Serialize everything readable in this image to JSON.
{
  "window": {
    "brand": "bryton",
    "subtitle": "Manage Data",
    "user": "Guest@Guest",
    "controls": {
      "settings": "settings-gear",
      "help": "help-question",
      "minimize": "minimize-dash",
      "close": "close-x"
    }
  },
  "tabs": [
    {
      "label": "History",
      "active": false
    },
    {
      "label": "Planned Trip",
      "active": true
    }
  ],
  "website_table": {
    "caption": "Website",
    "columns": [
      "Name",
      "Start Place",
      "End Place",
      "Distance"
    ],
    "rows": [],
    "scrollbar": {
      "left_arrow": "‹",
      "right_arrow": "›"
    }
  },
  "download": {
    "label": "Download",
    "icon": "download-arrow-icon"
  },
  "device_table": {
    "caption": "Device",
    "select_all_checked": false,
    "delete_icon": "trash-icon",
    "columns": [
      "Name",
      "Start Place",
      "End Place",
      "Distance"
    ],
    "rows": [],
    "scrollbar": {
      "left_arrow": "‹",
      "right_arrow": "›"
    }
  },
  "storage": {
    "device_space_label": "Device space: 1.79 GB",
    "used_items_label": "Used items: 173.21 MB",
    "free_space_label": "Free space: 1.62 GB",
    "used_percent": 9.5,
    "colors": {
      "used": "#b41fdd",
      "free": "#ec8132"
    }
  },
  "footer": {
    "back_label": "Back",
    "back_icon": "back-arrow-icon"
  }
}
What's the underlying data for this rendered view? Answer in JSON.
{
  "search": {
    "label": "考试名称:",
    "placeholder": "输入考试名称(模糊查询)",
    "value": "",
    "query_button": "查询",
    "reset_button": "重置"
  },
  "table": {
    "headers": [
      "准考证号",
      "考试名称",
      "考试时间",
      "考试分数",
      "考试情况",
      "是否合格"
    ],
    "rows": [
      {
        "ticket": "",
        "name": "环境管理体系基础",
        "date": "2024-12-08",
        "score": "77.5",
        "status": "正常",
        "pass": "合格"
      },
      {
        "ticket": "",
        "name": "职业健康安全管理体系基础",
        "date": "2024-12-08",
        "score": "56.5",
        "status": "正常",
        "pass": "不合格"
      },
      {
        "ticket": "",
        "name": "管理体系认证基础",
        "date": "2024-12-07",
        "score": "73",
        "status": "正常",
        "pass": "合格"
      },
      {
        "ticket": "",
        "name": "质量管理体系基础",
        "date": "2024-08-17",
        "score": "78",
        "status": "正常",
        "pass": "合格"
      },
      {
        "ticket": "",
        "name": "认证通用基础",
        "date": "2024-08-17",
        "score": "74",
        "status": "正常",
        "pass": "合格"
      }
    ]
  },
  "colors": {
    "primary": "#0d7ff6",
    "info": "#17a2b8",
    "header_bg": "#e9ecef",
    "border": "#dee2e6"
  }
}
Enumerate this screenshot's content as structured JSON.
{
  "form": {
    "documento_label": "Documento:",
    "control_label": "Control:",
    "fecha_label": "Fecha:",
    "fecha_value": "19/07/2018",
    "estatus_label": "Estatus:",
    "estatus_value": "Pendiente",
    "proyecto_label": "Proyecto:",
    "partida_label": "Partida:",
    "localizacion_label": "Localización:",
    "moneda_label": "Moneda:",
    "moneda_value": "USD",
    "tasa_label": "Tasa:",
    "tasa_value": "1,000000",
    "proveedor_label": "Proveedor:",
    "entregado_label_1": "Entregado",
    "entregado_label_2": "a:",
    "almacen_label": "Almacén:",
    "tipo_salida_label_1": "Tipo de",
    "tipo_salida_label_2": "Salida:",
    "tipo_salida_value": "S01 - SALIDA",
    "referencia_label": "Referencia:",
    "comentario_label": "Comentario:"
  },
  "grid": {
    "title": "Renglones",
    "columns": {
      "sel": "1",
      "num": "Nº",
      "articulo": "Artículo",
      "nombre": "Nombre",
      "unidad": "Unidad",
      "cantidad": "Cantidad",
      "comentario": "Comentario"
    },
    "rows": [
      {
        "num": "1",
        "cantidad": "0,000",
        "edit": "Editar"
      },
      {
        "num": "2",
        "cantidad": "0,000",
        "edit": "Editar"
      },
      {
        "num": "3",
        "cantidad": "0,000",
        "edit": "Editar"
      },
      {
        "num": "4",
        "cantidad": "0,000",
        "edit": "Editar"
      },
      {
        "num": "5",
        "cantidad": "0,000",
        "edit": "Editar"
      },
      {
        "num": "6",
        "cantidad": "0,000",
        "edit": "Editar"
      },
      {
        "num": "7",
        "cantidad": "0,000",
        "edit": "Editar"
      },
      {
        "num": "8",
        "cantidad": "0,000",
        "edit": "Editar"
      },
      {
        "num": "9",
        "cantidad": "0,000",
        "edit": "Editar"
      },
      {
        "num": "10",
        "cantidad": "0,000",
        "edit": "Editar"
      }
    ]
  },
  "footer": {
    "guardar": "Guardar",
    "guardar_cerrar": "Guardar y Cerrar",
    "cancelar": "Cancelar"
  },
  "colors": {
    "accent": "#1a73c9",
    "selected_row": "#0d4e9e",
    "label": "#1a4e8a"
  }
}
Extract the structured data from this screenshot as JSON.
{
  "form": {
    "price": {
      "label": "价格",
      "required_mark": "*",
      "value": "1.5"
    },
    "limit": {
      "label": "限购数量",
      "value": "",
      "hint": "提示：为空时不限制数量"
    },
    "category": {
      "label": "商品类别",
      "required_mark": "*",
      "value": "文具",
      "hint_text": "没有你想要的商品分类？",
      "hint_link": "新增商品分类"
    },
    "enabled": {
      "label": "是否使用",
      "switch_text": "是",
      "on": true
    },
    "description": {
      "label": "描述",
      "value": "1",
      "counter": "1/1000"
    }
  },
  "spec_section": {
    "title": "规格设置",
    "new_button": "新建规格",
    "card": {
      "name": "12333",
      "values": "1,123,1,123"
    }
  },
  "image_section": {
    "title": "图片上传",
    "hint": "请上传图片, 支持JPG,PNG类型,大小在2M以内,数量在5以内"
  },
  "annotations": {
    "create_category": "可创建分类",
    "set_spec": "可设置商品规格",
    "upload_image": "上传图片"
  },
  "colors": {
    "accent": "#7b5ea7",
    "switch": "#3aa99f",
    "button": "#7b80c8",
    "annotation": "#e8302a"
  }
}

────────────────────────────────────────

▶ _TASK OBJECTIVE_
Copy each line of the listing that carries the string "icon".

▶ _REPLY TO THE EXERCISE_
    "icon": "download-arrow-icon"
    "delete_icon": "trash-icon",
    "back_icon": "back-arrow-icon"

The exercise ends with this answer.